- direct experience of delivering psychological intervention under appropriate supervision (such as an assistant psychologist or psychological wellbeing practitioner)
- structured clinical or neuropsychological assessments
- clinical health psychology
We value voluntary work and commitment to social change and environmental issues.
Publications - we give credit for authorship of publications in peer-reviewed journals where the candidate has evidenced their contribution to the work. We also give credit for oral and poster presentations at national conferences and contribution to substantive health service publications.
Additional skills and competencies - we value a range of additional activities, skills and training (such as postgraduate certificate level training and counselling courses). Valued indirect skills include:
- leadership skills
- teaching qualifications
- community involvement projects
- drama skills
- competency in different languages
- media experience
All places are NHS funded. We do not currently offer any self-funded places.
We operate an equal opportunities policy and you will not be disadvantaged in the selection process or through training because of race, religion, age, gender, social class or sexual orientation. We welcome candidates from diverse backgrounds including mature or second career applicants. We encourage applications from candidates who have a disability, and are committed to making all reasonable adjustments to meet the needs of interviewees and trainees with disabilities.

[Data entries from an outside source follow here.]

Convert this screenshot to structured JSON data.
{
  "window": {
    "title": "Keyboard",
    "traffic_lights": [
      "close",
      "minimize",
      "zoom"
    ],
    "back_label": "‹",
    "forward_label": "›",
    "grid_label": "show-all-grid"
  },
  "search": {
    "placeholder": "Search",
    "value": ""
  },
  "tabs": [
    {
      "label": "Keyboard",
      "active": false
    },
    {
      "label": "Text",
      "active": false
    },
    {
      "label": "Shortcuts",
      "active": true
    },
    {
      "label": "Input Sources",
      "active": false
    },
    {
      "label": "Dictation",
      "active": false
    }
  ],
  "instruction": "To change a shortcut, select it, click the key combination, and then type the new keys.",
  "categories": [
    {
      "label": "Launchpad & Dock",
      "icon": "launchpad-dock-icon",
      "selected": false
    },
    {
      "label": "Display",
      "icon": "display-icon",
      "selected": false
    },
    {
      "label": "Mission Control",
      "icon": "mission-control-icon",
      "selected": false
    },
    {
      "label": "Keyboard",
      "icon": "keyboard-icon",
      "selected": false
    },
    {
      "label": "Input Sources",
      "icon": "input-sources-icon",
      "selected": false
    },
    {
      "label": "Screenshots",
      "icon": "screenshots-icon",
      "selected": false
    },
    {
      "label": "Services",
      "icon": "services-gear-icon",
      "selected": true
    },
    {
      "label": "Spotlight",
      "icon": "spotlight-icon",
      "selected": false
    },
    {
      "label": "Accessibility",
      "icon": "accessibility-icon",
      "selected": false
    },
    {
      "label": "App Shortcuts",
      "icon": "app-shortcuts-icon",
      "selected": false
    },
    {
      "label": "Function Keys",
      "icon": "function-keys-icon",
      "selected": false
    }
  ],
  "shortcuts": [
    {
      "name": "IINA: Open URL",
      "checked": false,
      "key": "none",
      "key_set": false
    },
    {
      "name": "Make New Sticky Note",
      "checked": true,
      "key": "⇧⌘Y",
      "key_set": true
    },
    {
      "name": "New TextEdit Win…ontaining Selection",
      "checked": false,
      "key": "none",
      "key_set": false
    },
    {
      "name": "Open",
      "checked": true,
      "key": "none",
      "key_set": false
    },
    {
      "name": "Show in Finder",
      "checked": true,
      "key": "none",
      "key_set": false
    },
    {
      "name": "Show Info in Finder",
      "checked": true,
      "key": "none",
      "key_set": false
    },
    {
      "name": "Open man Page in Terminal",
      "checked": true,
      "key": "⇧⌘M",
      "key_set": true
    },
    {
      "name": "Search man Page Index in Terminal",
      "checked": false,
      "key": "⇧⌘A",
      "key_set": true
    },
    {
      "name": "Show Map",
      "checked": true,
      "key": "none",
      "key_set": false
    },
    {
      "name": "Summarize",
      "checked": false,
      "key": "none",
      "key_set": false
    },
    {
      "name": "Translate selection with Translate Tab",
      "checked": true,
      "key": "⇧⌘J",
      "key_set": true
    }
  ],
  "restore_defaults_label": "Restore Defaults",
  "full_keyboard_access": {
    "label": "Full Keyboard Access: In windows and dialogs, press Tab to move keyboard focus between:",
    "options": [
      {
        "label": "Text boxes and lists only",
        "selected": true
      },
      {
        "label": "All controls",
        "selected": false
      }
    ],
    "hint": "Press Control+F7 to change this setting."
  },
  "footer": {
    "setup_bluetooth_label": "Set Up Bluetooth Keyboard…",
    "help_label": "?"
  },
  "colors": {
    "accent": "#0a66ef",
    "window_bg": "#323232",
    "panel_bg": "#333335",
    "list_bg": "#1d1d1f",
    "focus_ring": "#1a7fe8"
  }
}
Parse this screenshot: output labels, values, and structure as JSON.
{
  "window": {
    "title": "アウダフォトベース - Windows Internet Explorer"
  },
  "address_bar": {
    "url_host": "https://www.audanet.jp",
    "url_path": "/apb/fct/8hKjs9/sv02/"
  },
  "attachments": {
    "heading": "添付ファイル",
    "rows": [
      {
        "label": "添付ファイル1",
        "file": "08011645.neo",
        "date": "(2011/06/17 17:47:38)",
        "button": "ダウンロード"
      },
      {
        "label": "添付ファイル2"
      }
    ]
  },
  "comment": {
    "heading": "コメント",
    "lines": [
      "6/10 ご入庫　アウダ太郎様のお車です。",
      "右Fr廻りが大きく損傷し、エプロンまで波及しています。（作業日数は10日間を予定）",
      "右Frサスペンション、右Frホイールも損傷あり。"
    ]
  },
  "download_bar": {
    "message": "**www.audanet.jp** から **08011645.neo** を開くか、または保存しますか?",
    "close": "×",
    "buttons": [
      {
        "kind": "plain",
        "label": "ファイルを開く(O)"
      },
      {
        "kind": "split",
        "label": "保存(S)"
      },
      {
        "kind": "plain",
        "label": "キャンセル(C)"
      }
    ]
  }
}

Eligibility for Home/EU fee status - find out more about eligibility and fee status.
Eligibility for Funding - Health Education England South West commissions the course and provides trainees with financial support. You must ensure before applying that you are eligible for both home fees status and have the right to work in the UK. For any queries regarding eligibility, general immigration and residence requirements, see the Clearing House website and the HEE funding for psychological professions training programmes FAQs.

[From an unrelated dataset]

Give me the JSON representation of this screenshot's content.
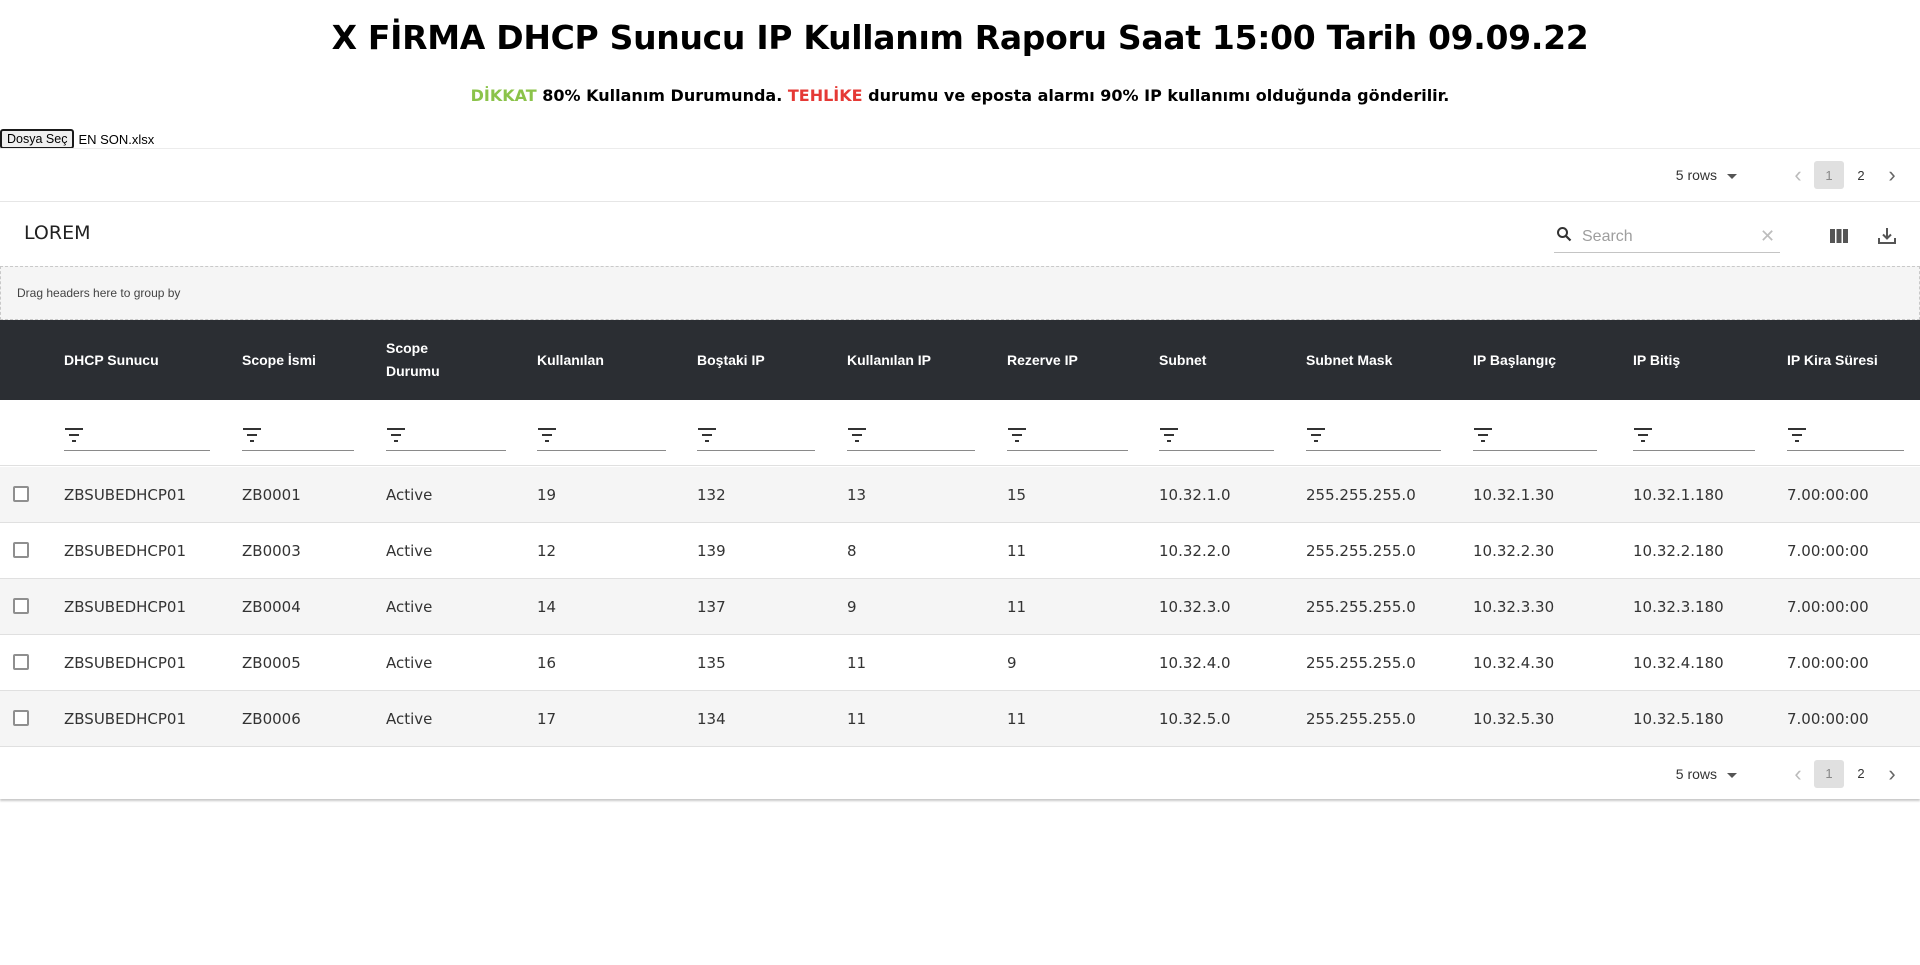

English Language requirements
- IELTS: 6.5 overall with no less than 6.0 in all components
- The Pearson Test of English Academic (PTE Academic): 62 with no less than 59 in any element
- TOEFL IBT: 90 overall with a minimum 21 in all 4 components

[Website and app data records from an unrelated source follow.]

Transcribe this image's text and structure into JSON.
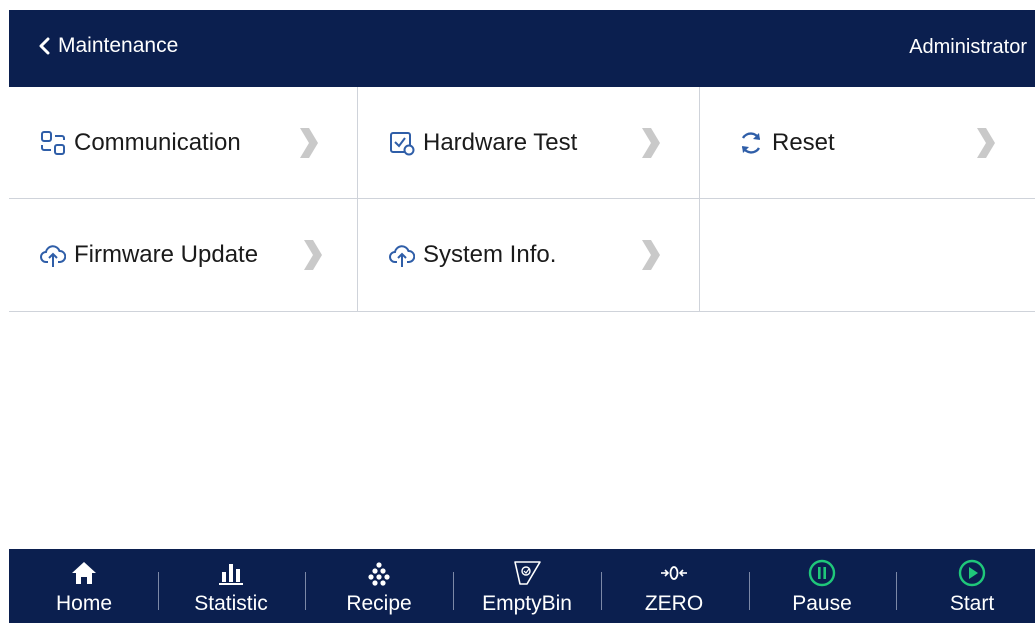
{
  "header": {
    "back_label": "Maintenance",
    "user_label": "Administrator",
    "background": "#0b1f4f"
  },
  "menu": {
    "items": [
      {
        "label": "Communication",
        "icon": "communication-icon"
      },
      {
        "label": "Hardware Test",
        "icon": "hardware-test-icon"
      },
      {
        "label": "Reset",
        "icon": "reset-icon"
      },
      {
        "label": "Firmware Update",
        "icon": "cloud-upload-icon"
      },
      {
        "label": "System Info.",
        "icon": "cloud-upload-icon"
      }
    ]
  },
  "footer": {
    "buttons": [
      {
        "label": "Home",
        "icon": "home-icon"
      },
      {
        "label": "Statistic",
        "icon": "statistic-icon"
      },
      {
        "label": "Recipe",
        "icon": "recipe-icon"
      },
      {
        "label": "EmptyBin",
        "icon": "empty-bin-icon"
      },
      {
        "label": "ZERO",
        "icon": "zero-icon"
      },
      {
        "label": "Pause",
        "icon": "pause-icon",
        "color": "#1fc77a"
      },
      {
        "label": "Start",
        "icon": "start-icon",
        "color": "#1fc77a"
      }
    ]
  }
}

You will need to get your English language qualification within 24 months prior to starting your course.
If you need to improve your English language skills before starting your studies, you may be able to take a pre-sessional course to reach the required level.
Two strong references from appropriate referees. One of these must be from an academic referee who has taught or supervised you in an academic setting. One of these must be from an experience referee who has knowledge and experience of you working in a relevant clinical setting.
Your tuition fees and how you pay them will depend on whether you are a Home, Island or Overseas student.
Fee information is not yet available for this programme. Tuition fees are liable to increase annually for all University of Bath students.
Programme titleClinical Psychology DClinPsy
Mode of studyFull-time
LocationUniversity of Bath
Claverton Down, Bath BA2 7AY
For a September/October start the deadline is the November in the preceding calendar year for UK students only.
We will review all applications received and compile a short-list. If you are to be considered for this course then you will be invited for an interview.
All correspondence regarding the selection process will be sent via email, using the email address on the Clearing House application form.
If you are accepted on to the course you will be an employee of the NHS for the duration of your training. Trainees on our course will be employed by Somerset NHS Foundation Trust.
You will receive salary support paid at Band 6 of the Agenda for Change pay scale.
Any offer of a place will be conditional upon satisfactory completion of pre-employment checks, including an Enhanced Disclosure and Barring Service (DBS) check and an Occupational Health check, both carried out by Somerset NHS Foundation Trust.
The Health and Care Professions Council (HCPC) publication, a disabled person’s guide to becoming a health professional.
If you are an international student applying for this course, find out more about the visa requirements for studying in the UK.